== INPUT RECORDS ==
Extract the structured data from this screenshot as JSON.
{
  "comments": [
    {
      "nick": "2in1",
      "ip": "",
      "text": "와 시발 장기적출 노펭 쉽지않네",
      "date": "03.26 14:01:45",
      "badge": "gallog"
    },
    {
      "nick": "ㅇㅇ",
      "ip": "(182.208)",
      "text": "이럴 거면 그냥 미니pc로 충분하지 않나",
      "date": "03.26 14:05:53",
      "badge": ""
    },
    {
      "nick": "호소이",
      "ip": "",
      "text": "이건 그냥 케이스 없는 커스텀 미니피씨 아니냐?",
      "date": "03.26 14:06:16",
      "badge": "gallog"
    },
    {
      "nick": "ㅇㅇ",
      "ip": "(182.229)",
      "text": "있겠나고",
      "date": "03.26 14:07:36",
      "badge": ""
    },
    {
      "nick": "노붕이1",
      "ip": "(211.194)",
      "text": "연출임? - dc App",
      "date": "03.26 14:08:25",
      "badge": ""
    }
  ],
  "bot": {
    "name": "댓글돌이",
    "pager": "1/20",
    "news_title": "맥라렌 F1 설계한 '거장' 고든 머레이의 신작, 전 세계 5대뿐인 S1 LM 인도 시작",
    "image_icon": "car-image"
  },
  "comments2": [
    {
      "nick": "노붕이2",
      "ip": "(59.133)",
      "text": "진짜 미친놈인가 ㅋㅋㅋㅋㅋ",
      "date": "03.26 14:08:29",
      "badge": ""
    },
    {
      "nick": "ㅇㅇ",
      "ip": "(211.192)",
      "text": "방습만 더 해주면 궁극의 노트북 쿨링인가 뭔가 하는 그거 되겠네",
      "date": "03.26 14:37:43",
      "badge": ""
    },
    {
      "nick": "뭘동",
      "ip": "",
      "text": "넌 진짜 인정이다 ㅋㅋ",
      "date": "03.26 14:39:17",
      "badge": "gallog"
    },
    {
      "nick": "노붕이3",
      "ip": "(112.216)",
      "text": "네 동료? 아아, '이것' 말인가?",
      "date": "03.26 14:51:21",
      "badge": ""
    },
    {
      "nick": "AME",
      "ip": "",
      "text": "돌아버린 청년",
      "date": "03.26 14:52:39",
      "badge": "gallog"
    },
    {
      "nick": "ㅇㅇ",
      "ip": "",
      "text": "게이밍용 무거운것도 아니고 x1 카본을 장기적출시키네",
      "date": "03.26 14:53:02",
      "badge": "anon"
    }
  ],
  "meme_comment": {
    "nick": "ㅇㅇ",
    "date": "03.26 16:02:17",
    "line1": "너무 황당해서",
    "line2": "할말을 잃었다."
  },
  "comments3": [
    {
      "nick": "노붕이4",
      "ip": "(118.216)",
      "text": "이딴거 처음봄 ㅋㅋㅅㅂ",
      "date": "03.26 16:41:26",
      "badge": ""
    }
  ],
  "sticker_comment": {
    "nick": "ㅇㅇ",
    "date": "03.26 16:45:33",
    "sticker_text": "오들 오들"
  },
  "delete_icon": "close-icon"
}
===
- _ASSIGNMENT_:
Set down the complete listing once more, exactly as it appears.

- _WRITTEN ANSWER_:
Extract the structured data from this screenshot as JSON.
{
  "comments": [
    {
      "nick": "2in1",
      "ip": "",
      "text": "와 시발 장기적출 노펭 쉽지않네",
      "date": "03.26 14:01:45",
      "badge": "gallog"
    },
    {
      "nick": "ㅇㅇ",
      "ip": "(182.208)",
      "text": "이럴 거면 그냥 미니pc로 충분하지 않나",
      "date": "03.26 14:05:53",
      "badge": ""
    },
    {
      "nick": "호소이",
      "ip": "",
      "text": "이건 그냥 케이스 없는 커스텀 미니피씨 아니냐?",
      "date": "03.26 14:06:16",
      "badge": "gallog"
    },
    {
      "nick": "ㅇㅇ",
      "ip": "(182.229)",
      "text": "있겠나고",
      "date": "03.26 14:07:36",
      "badge": ""
    },
    {
      "nick": "노붕이1",
      "ip": "(211.194)",
      "text": "연출임? - dc App",
      "date": "03.26 14:08:25",
      "badge": ""
    }
  ],
  "bot": {
    "name": "댓글돌이",
    "pager": "1/20",
    "news_title": "맥라렌 F1 설계한 '거장' 고든 머레이의 신작, 전 세계 5대뿐인 S1 LM 인도 시작",
    "image_icon": "car-image"
  },
  "comments2": [
    {
      "nick": "노붕이2",
      "ip": "(59.133)",
      "text": "진짜 미친놈인가 ㅋㅋㅋㅋㅋ",
      "date": "03.26 14:08:29",
      "badge": ""
    },
    {
      "nick": "ㅇㅇ",
      "ip": "(211.192)",
      "text": "방습만 더 해주면 궁극의 노트북 쿨링인가 뭔가 하는 그거 되겠네",
      "date": "03.26 14:37:43",
      "badge": ""
    },
    {
      "nick": "뭘동",
      "ip": "",
      "text": "넌 진짜 인정이다 ㅋㅋ",
      "date": "03.26 14:39:17",
      "badge": "gallog"
    },
    {
      "nick": "노붕이3",
      "ip": "(112.216)",
      "text": "네 동료? 아아, '이것' 말인가?",
      "date": "03.26 14:51:21",
      "badge": ""
    },
    {
      "nick": "AME",
      "ip": "",
      "text": "돌아버린 청년",
      "date": "03.26 14:52:39",
      "badge": "gallog"
    },
    {
      "nick": "ㅇㅇ",
      "ip": "",
      "text": "게이밍용 무거운것도 아니고 x1 카본을 장기적출시키네",
      "date": "03.26 14:53:02",
      "badge": "anon"
    }
  ],
  "meme_comment": {
    "nick": "ㅇㅇ",
    "date": "03.26 16:02:17",
    "line1": "너무 황당해서",
    "line2": "할말을 잃었다."
  },
  "comments3": [
    {
      "nick": "노붕이4",
      "ip": "(118.216)",
      "text": "이딴거 처음봄 ㅋㅋㅅㅂ",
      "date": "03.26 16:41:26",
      "badge": ""
    }
  ],
  "sticker_comment": {
    "nick": "ㅇㅇ",
    "date": "03.26 16:45:33",
    "sticker_text": "오들 오들"
  },
  "delete_icon": "close-icon"
}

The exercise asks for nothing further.